A growing number of over-45s believe it would be helpful for local councils to refer people seeking information and advice on how to pay for care to independent financial advisers (IFAs) according to the fifth Care Index from Partnership.
Councils are often the first port of call for people needing information and advice about accessing care and how to pay for it. While 44% of people thought it should be standard policy for councils to refer people to financial advisers, 56% thought such referrals would be helpful, up from 51% last year.
Only 16% of people believe the State will pick up their care costs, a proportion that has fallen every year since 2012 (51%). Among over-75s the number is just 5%. In addition, for the first time since 2012, people overestimated the average cost of residential care at £30,830 a year, £334 higher than industry figures suggest.

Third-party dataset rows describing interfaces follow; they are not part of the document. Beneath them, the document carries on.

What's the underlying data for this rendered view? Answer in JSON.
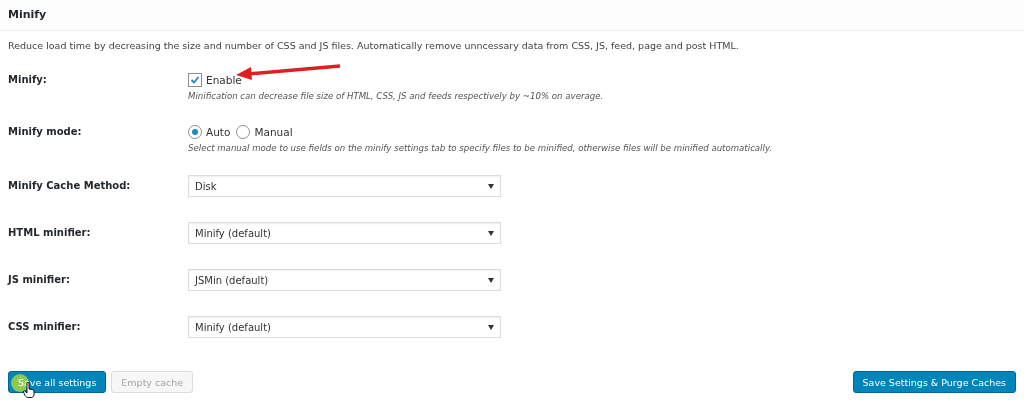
{
  "section_title": "Minify",
  "description": "Reduce load time by decreasing the size and number of CSS and JS files. Automatically remove unncessary data from CSS, JS, feed, page and post HTML.",
  "settings": [
    {
      "kind": "checkbox",
      "label": "Minify:",
      "option": "Enable",
      "checked": true,
      "annotated": true,
      "help": "Minification can decrease file size of HTML, CSS, JS and feeds respectively by ~10% on average."
    },
    {
      "kind": "radio",
      "label": "Minify mode:",
      "options": [
        {
          "label": "Auto",
          "selected": true
        },
        {
          "label": "Manual",
          "selected": false
        }
      ],
      "help": "Select manual mode to use fields on the minify settings tab to specify files to be minified, otherwise files will be minified automatically."
    },
    {
      "kind": "select",
      "label": "Minify Cache Method:",
      "value": "Disk"
    },
    {
      "kind": "select",
      "label": "HTML minifier:",
      "value": "Minify (default)"
    },
    {
      "kind": "select",
      "label": "JS minifier:",
      "value": "JSMin (default)"
    },
    {
      "kind": "select",
      "label": "CSS minifier:",
      "value": "Minify (default)"
    }
  ],
  "buttons": [
    {
      "label": "Save all settings",
      "kind": "primary",
      "disabled": false,
      "hovered": true
    },
    {
      "label": "Empty cache",
      "kind": "secondary",
      "disabled": true,
      "hovered": false
    }
  ],
  "right_button": {
    "label": "Save Settings & Purge Caches",
    "kind": "primary"
  }
}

Despite this knowledge and nearly four in 10 (38%) over-45s saying they had some experience of looking into care for friends and family, this does not appear to have encouraged them to act when it comes to planning for their own potential care needs. Only a small minority (6%) have included the cost of care in their financial planning although that number rises to 18% for the over-75s.
Stephen Lowe, group communications director at Just Retirement, said there are positive signs that consumers are becoming more aware of their rights and responsibilities when it comes to funding long term care but more work needs to be done by industry and Government to build on the momentum.
“This will ultimately pay dividends in the future if we find that more people are considering how to meet care costs and are using trusted sources of information and advice to make smart, sustainable choices. Given the sums of money and complexity involved, professional advisers have every reason to see themselves as a key part of the solution.”